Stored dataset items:
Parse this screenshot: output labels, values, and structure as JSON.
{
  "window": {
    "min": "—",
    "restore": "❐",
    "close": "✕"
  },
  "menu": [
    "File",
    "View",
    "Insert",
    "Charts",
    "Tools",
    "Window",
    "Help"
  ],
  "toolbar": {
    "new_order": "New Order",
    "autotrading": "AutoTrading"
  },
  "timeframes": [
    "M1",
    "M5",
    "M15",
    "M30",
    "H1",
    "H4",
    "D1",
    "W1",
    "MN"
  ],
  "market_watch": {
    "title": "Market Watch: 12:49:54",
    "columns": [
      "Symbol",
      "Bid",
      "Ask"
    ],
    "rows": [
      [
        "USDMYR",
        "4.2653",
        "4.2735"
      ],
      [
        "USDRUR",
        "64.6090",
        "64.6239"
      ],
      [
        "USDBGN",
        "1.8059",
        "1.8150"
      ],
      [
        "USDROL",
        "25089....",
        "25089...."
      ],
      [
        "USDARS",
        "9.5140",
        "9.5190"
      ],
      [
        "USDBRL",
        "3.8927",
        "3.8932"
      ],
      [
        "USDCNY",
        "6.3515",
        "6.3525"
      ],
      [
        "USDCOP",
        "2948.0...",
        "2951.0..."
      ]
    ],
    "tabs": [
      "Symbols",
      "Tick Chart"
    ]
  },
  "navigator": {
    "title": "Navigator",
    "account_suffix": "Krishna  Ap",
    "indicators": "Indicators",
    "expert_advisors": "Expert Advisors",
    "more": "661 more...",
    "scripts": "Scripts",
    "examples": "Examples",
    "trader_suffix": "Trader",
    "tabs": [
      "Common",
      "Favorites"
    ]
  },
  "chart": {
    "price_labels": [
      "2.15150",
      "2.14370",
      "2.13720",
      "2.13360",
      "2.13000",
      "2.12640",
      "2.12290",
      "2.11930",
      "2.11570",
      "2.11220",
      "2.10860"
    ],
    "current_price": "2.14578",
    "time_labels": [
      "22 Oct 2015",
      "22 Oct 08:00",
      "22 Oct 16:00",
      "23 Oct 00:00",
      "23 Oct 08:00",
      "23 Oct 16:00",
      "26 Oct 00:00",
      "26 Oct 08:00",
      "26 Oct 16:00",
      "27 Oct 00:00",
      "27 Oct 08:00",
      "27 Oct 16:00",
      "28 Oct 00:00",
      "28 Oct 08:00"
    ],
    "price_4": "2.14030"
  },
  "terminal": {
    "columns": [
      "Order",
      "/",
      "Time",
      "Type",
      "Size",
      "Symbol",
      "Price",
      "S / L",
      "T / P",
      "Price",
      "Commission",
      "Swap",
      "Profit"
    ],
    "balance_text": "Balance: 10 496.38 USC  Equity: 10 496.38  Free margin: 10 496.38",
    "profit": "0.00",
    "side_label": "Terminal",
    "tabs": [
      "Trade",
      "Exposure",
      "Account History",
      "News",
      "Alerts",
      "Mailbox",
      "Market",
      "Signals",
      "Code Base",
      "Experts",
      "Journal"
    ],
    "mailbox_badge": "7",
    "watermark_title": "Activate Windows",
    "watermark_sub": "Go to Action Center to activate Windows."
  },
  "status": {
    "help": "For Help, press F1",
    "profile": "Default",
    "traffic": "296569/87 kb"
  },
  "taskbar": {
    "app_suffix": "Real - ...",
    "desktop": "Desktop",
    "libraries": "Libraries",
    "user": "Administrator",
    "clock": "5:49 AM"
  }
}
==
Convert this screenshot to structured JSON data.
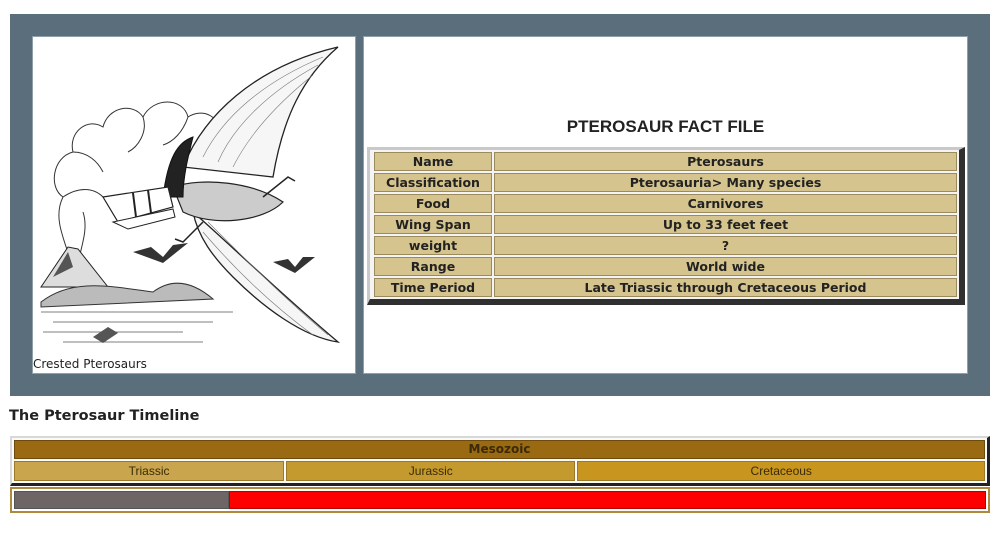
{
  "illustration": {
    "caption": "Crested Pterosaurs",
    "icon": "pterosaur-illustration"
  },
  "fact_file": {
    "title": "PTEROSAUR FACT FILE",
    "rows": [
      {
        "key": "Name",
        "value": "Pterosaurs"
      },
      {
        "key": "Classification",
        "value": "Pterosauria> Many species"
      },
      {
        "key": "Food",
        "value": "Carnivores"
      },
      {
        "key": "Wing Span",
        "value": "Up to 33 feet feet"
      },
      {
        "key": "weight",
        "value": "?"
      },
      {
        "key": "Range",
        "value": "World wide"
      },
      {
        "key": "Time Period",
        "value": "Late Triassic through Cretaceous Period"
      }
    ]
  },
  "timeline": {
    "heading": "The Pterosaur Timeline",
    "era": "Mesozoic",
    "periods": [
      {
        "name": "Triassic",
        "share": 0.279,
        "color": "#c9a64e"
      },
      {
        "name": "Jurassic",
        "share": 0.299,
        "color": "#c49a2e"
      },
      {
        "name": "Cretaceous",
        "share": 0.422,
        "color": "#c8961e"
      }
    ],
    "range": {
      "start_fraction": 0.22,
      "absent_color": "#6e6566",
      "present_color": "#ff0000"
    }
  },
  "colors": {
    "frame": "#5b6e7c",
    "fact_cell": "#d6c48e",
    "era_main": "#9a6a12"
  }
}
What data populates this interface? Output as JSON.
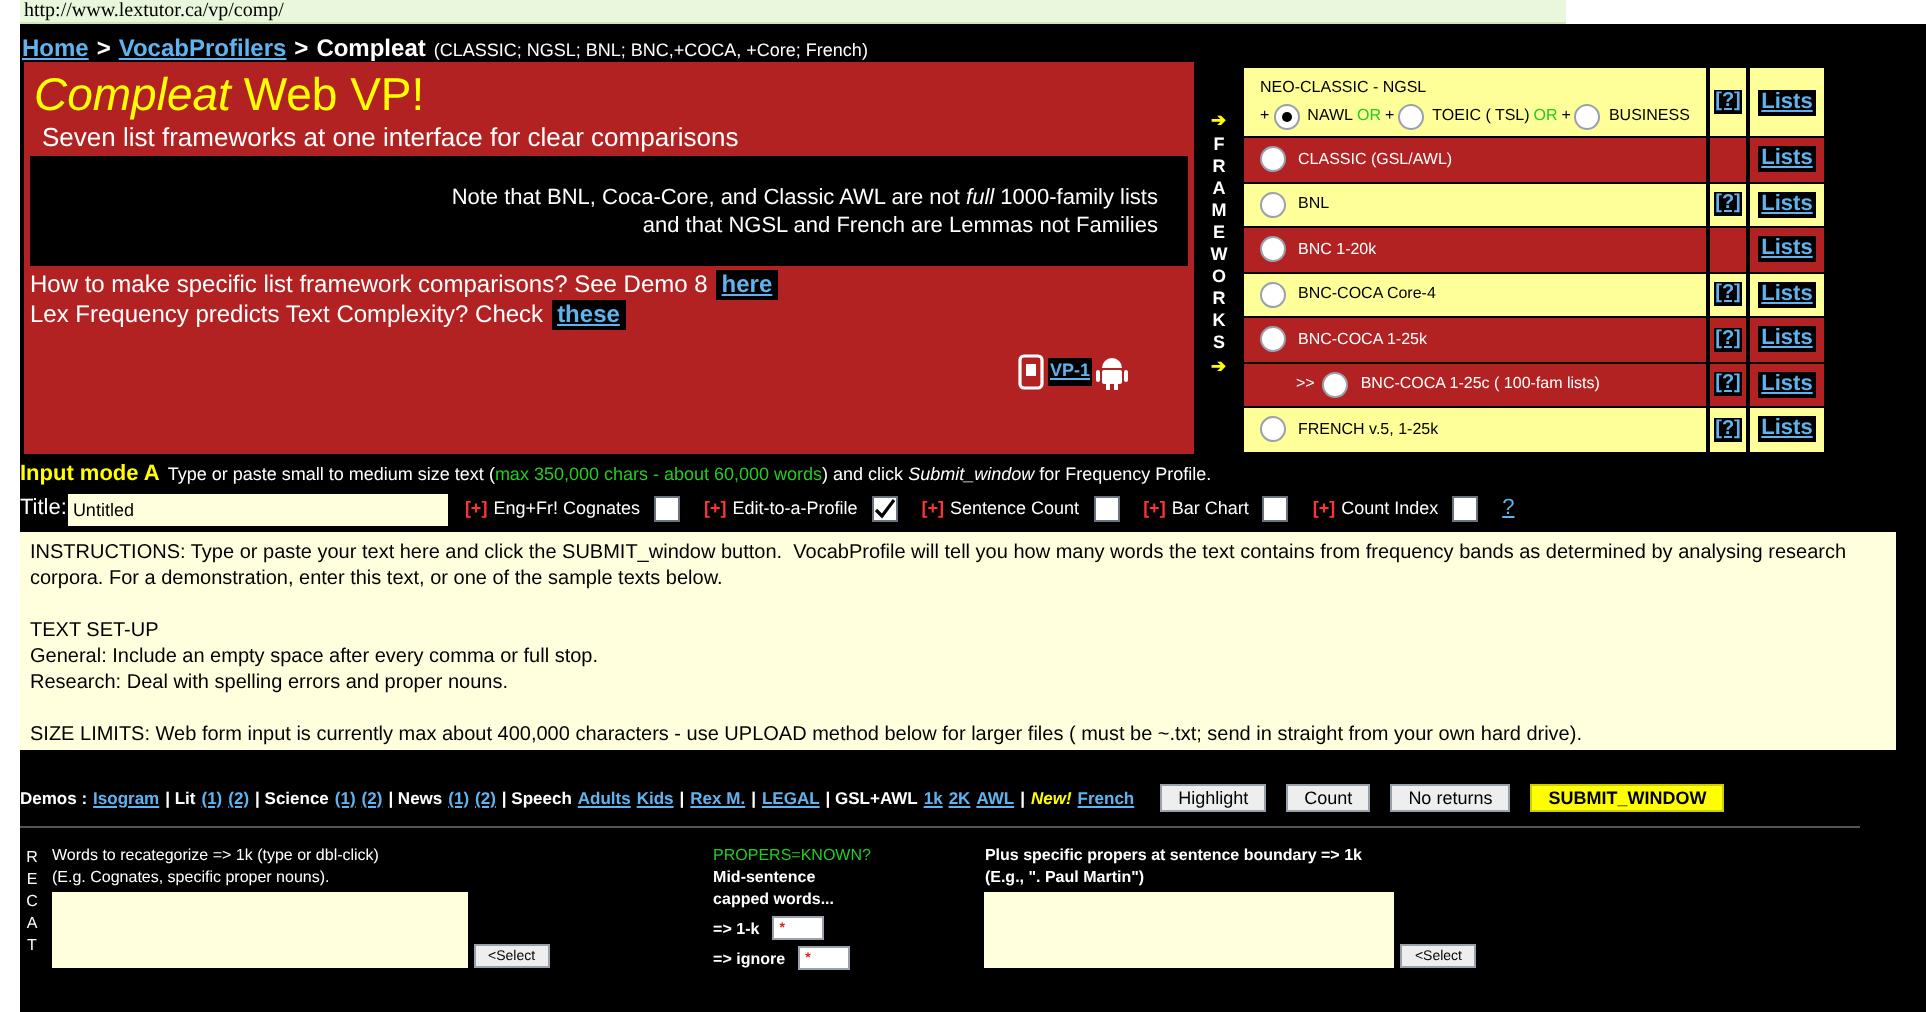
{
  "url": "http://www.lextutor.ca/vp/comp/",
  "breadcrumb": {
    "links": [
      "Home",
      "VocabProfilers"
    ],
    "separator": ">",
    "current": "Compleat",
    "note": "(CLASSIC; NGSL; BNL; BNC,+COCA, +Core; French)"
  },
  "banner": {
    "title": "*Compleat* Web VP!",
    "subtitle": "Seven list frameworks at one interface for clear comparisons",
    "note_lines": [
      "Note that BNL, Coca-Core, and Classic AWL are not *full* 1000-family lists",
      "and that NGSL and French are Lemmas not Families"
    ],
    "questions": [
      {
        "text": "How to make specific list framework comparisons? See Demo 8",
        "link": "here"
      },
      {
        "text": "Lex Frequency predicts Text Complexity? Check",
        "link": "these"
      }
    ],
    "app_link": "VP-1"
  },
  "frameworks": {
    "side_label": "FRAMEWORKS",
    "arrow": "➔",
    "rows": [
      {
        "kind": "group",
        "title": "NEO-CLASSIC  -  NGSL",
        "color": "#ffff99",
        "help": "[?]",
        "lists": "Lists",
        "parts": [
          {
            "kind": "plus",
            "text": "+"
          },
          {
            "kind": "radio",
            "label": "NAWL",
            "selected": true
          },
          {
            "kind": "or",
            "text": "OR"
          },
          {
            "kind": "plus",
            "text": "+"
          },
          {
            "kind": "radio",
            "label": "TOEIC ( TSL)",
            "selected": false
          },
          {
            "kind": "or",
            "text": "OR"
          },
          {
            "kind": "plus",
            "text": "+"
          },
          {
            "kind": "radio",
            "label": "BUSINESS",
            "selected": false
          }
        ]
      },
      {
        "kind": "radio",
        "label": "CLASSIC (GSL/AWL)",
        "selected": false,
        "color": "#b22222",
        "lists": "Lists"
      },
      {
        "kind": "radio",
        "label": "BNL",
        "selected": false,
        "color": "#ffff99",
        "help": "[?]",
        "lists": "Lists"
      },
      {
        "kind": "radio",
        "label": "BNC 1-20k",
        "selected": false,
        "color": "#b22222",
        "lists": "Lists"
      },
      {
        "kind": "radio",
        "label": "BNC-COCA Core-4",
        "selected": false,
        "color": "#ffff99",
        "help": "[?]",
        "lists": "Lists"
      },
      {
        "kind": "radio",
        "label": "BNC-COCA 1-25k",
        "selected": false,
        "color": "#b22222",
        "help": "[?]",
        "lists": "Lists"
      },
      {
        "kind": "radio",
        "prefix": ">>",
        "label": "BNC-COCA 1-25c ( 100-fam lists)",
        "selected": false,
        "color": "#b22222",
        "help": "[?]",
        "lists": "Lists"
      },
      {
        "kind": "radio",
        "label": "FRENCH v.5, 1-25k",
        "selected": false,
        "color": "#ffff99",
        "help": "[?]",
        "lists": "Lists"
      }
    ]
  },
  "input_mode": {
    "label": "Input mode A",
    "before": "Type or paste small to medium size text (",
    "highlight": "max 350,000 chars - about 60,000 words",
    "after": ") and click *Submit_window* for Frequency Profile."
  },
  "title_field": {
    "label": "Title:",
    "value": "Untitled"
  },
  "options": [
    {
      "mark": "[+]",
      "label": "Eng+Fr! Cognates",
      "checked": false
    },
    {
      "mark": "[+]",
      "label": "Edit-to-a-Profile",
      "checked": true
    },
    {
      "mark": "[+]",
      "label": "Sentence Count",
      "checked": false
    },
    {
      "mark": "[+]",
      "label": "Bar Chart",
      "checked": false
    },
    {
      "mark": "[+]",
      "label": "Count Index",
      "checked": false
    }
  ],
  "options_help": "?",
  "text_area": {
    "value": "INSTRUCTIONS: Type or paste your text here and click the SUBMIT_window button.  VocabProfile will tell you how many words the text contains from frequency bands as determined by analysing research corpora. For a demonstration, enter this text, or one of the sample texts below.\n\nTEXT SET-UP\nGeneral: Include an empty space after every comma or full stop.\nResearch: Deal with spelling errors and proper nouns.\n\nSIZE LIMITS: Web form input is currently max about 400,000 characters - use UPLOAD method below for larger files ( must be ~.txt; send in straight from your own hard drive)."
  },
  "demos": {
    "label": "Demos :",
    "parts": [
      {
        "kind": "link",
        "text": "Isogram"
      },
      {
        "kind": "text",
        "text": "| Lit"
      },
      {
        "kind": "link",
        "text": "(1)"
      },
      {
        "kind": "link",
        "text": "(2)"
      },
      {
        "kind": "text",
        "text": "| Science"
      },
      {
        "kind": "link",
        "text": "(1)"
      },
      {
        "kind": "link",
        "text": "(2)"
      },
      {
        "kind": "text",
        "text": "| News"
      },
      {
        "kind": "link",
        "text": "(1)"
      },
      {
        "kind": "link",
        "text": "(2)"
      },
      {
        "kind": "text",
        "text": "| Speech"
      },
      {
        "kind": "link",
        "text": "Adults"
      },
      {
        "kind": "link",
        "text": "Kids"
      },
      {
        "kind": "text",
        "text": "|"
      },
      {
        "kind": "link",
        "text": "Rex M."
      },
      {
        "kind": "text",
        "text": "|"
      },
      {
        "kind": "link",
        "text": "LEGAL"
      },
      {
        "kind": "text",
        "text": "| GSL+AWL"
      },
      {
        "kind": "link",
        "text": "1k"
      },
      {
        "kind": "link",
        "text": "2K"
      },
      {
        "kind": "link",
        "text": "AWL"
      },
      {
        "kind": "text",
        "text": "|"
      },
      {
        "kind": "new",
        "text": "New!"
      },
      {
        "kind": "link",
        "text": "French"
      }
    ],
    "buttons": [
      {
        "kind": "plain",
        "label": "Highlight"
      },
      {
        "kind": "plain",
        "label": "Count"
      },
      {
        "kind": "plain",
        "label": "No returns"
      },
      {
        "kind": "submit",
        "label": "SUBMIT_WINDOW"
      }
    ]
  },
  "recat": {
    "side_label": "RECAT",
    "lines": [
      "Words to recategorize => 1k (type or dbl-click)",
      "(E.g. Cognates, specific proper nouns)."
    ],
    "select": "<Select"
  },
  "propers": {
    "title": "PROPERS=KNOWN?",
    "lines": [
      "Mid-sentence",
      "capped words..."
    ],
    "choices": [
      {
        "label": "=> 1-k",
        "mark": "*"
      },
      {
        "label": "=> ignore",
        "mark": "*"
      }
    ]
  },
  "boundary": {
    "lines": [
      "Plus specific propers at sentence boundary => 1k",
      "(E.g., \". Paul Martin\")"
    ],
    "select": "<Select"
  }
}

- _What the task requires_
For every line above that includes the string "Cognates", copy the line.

- _Finished exercise_
      "label": "Eng+Fr! Cognates",
      "(E.g. Cognates, specific proper nouns)."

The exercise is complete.